# TASK DESCRIPTION
Output all entries exactly; images excluded.

──────────

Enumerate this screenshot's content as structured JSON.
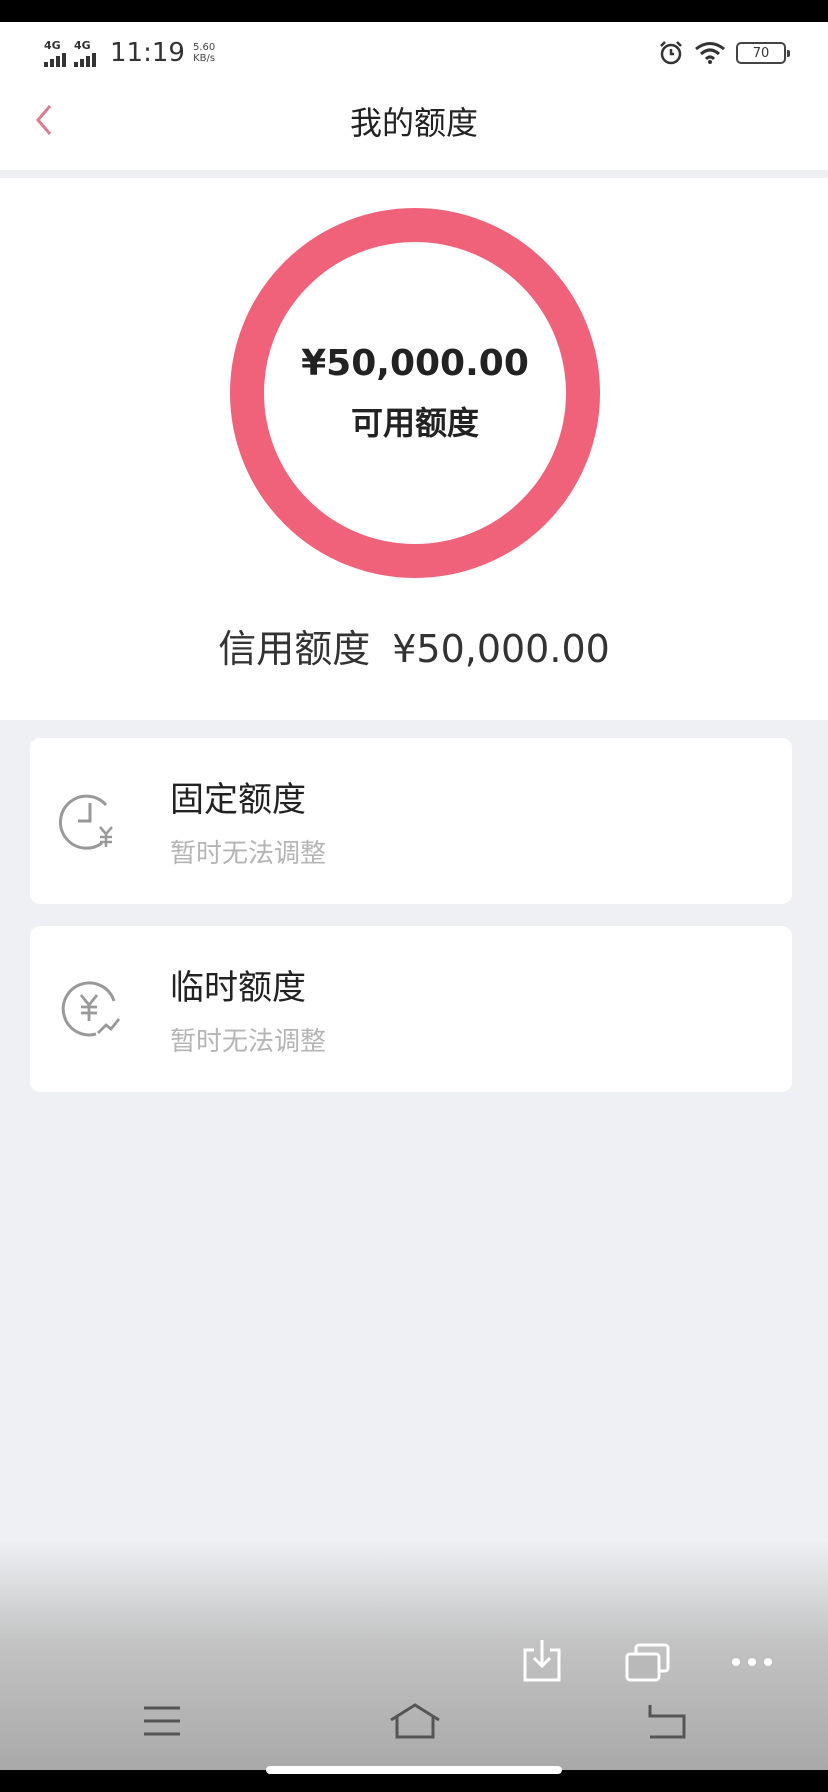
{
  "status_bar": {
    "network_1": "4G",
    "network_2": "4G",
    "time": "11:19",
    "speed_value": "5.60",
    "speed_unit": "KB/s",
    "battery": "70"
  },
  "header": {
    "title": "我的额度",
    "back_icon": "chevron-left-icon"
  },
  "hero": {
    "available_amount": "¥50,000.00",
    "available_label": "可用额度",
    "credit_label": "信用额度",
    "credit_amount": "¥50,000.00",
    "ring_color": "#f0627a"
  },
  "cards": [
    {
      "title": "固定额度",
      "subtitle": "暂时无法调整",
      "icon": "clock-yen-icon"
    },
    {
      "title": "临时额度",
      "subtitle": "暂时无法调整",
      "icon": "yen-trend-icon"
    }
  ],
  "browser_toolbar": {
    "icons": [
      "download-icon",
      "windows-icon",
      "more-icon",
      "menu-icon",
      "home-icon",
      "back-icon"
    ]
  }
}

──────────

# RESPONSE TO THE TASK
Enumerate this screenshot's content as structured JSON.
{
  "status_bar": {
    "network_1": "4G",
    "network_2": "4G",
    "time": "11:19",
    "speed_value": "5.60",
    "speed_unit": "KB/s",
    "battery": "70"
  },
  "header": {
    "title": "我的额度",
    "back_icon": "chevron-left-icon"
  },
  "hero": {
    "available_amount": "¥50,000.00",
    "available_label": "可用额度",
    "credit_label": "信用额度",
    "credit_amount": "¥50,000.00",
    "ring_color": "#f0627a"
  },
  "cards": [
    {
      "title": "固定额度",
      "subtitle": "暂时无法调整",
      "icon": "clock-yen-icon"
    },
    {
      "title": "临时额度",
      "subtitle": "暂时无法调整",
      "icon": "yen-trend-icon"
    }
  ],
  "browser_toolbar": {
    "icons": [
      "download-icon",
      "windows-icon",
      "more-icon",
      "menu-icon",
      "home-icon",
      "back-icon"
    ]
  }
}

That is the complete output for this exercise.